Massive strength and a temperament as cool as an igloo have made him the most consistently formidable all-round cricketer since the era of Botham, Imran, Hadlee and Kapil - and, like them, Kallis has done things his own way. He ascribes his longevity to managing his fitness: "I've always tried to listen to my body and pick up early warning signs. In the early days I trained all day and bowled in the nets. I was in my mid-twenties when I realised I had to change."
As a batsman he quickly learned to switch off between deliveries; a monumental calm has always pervaded his cricket. Once set, often from the first ball, he looks unmovable, as he confirmed during his unbroken stand of 377 with Amla. Impressive rather than exciting, and utterly orthodox, he rarely looks hurried; his bat appears broader than the Laws allow. Only his strike- rate has drawn criticism: just occasionally, he has seemed wrapped up in personal battles, and once or twice in mid-career he failed to produce the gear- change his team needed.
His omission from the 2007 World Twenty20 may have focused the mind, for barely a week after the tournament he dominated Pakistan's Test bowlers on their notoriously slow pitches, scoring 155 and 100 not out at Karachi, then 59 and 107 not out at Lahore. Soon after, at home to New Zealand, he scored 186 and 131 in successive innings.
To select from his achievements feels invidious, but a few feats capture him best. In 2001-02, he went 1,241 minutes - nearly 21 hours - between Test dismissals. Two years later, he made centuries in five successive Tests, one short of Don Bradman's record. Depicted by some, at times fairly, as a reluctant bowler, he finished the England tour with 555 international wickets, to say nothing of 319 catches.

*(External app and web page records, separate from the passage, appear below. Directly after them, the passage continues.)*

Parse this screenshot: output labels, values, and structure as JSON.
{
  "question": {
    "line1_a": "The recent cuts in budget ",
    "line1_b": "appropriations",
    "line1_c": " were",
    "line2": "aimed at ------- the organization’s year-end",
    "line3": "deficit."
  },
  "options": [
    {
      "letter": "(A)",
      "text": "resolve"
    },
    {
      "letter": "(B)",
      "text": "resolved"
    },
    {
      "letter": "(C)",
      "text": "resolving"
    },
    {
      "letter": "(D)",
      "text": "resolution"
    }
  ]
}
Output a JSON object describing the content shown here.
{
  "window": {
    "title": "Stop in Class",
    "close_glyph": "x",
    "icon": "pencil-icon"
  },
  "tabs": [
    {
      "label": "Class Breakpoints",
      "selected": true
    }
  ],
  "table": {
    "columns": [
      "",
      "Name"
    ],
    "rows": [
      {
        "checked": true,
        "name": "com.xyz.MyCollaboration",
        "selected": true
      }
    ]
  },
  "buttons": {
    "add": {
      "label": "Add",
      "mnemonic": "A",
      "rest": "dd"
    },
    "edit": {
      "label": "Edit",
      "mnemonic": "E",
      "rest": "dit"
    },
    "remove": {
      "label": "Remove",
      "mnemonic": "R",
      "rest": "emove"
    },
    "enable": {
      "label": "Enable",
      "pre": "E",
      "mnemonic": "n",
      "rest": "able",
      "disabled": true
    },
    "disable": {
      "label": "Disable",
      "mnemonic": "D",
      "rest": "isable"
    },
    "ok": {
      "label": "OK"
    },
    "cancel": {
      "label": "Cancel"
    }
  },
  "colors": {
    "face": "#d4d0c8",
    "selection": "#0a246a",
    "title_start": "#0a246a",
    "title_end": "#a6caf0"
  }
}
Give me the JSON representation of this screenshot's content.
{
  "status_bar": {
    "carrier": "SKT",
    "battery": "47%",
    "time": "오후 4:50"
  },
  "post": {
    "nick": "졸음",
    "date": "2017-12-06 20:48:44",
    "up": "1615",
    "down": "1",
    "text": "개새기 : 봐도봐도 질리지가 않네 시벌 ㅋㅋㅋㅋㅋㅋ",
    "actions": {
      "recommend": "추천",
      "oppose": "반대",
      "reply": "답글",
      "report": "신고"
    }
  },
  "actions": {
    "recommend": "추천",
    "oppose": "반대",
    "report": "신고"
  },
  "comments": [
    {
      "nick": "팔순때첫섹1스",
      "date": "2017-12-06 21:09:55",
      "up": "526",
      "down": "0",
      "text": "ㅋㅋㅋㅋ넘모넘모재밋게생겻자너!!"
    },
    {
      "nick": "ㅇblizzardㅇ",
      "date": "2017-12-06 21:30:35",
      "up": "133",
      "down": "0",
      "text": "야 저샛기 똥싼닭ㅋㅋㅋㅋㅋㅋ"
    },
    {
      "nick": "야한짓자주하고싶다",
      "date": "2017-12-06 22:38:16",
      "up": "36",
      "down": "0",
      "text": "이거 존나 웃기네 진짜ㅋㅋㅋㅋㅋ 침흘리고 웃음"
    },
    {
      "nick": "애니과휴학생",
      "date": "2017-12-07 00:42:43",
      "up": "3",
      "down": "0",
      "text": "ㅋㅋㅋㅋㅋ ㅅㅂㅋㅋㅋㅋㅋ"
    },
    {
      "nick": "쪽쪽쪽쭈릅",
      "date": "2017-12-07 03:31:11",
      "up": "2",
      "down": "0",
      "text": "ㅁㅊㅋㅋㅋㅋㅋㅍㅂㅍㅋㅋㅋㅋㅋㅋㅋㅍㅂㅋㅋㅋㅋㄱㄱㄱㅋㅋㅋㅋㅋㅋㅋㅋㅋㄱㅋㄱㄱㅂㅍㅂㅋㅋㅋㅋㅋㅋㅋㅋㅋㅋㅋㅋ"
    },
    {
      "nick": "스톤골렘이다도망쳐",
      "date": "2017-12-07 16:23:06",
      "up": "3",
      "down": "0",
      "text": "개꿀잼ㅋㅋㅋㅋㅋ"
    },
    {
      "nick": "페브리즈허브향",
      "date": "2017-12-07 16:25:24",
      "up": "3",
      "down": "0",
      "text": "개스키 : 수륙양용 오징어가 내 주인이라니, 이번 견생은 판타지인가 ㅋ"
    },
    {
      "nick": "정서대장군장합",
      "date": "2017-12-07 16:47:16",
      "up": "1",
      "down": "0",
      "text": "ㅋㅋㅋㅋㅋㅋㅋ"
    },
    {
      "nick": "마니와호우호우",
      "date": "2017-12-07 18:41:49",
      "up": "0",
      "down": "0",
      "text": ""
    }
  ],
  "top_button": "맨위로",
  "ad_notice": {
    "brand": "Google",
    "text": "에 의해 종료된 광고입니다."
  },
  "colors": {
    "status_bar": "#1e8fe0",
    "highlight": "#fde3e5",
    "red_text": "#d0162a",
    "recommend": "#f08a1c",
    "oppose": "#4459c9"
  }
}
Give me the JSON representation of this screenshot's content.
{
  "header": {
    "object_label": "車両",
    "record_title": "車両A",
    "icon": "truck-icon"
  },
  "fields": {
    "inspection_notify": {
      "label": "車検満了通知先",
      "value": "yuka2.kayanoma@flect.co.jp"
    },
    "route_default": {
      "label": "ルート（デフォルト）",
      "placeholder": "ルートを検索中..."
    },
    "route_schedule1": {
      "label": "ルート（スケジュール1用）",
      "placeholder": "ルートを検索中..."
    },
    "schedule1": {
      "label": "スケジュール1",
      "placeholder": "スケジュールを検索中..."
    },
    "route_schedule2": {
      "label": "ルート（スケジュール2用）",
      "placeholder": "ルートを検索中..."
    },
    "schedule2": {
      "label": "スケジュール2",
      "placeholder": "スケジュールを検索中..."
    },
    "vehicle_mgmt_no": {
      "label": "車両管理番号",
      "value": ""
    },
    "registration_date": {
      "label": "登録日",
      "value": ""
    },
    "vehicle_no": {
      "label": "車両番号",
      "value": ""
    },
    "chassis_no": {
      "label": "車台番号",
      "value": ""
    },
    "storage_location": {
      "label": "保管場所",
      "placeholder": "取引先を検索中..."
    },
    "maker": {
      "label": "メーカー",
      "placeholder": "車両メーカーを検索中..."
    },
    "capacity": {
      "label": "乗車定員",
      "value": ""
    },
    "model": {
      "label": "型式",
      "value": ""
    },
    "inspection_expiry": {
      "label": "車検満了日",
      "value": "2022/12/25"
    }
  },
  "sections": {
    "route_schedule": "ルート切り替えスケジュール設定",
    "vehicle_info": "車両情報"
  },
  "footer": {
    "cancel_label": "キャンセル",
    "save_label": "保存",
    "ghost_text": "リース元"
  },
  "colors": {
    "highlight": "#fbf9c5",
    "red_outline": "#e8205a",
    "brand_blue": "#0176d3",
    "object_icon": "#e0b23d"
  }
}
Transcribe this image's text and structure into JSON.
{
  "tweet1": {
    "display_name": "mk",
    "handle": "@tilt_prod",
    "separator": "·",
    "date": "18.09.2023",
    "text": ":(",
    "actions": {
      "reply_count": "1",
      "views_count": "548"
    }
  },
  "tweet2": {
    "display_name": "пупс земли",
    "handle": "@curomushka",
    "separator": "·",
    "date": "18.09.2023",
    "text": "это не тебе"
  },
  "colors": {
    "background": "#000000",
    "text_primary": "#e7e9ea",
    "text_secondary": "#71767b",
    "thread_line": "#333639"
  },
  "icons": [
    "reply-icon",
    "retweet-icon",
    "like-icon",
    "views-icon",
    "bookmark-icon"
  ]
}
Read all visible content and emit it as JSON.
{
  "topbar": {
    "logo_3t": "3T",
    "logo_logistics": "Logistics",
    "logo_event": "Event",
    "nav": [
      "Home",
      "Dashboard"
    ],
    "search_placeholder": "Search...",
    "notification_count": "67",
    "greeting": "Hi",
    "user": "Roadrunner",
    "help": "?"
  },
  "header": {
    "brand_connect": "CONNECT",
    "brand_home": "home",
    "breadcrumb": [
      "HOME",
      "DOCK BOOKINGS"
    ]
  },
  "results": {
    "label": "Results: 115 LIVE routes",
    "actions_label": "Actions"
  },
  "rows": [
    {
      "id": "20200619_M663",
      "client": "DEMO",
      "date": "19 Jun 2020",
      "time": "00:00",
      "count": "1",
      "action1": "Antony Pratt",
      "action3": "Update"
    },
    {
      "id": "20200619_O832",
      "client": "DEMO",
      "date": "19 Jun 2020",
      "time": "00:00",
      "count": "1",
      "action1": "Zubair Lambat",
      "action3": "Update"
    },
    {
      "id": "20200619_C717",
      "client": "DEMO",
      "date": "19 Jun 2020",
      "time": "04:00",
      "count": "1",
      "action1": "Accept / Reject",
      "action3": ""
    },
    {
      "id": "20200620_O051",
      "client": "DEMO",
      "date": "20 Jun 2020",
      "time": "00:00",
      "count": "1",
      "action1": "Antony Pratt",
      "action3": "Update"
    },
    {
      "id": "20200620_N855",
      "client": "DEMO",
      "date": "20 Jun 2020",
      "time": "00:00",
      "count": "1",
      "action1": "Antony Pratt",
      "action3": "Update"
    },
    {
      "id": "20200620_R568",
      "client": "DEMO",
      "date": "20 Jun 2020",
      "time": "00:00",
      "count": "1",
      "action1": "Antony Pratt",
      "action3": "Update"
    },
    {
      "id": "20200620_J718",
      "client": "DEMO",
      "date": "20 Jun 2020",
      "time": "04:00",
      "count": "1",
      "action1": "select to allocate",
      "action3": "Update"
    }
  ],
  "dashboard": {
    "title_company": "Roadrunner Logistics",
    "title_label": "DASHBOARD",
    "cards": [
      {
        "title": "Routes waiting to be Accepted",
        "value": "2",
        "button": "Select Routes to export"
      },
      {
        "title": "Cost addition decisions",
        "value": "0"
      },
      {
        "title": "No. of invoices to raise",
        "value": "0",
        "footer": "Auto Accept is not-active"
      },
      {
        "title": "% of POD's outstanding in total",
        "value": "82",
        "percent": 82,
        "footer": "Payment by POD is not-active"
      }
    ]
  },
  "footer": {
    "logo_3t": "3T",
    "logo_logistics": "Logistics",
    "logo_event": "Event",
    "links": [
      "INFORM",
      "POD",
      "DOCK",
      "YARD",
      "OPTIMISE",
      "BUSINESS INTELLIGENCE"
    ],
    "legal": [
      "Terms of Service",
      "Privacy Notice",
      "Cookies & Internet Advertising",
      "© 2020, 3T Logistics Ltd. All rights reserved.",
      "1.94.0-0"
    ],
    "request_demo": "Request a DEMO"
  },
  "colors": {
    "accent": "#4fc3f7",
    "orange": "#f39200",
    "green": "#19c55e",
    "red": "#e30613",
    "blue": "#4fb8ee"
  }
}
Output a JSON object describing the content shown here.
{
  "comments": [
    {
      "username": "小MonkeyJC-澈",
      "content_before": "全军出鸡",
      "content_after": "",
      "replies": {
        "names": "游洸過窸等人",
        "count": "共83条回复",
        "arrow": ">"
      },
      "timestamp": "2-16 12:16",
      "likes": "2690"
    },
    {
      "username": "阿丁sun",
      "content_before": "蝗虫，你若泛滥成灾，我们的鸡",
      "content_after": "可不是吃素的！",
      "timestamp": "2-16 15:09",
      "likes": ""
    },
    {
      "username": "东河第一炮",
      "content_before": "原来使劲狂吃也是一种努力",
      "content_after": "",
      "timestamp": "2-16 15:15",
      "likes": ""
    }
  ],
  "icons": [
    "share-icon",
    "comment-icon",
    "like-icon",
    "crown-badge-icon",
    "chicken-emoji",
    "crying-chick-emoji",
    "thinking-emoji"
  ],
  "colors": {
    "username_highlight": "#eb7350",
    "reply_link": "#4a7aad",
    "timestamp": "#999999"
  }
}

Short but intensive preparation has been vital to these insatiable performances. "The key," he explains, "is to treat every ball you bowl or face as if it's the real thing. With that intensity you can do your preparation in 20 balls rather than an hour or two. I learned a long time ago that physical preparation for international cricket takes place a long time before the match. It's mental preparation that counts on the eve of the match.
"I've never had to question my motivation, never questioned the reason I go to work every day. I stay fresh by getting as far away from cricket as possible between tours and games. I don't watch any cricket and I certainly don't talk about it."
His escape to private life is easier in Cape Town than it would be if home were Kolkata or Mumbai. "I prefer to play golf than watch cricket," he admits. "I do whatever I can to make the game feel fresh again the next time I play." And his willingness to muck in was exemplified when, as part of a team- bonding exercise before the England tour, Kallis - who loathes heights - jumped ten feet into an Alpine lake.
How much longer Kallis will devote to the game is, inevitably, uncertain. The calamitous ending to the career of Mark Boucher, his close friend, gave him reason to consider his future early in the England tour. But Gary Kirsten, long a team-mate and now the national coach, has a plan. After managing Sachin Tendulkar's cricketing autumn while coaching India, Kirsten hoped he could persuade Kallis to play at the 2015 World Cup. It would be a record- equalling sixth, and he would be 39. Whenever he does decide to call it a day, cricket will have lost a true phenomenon.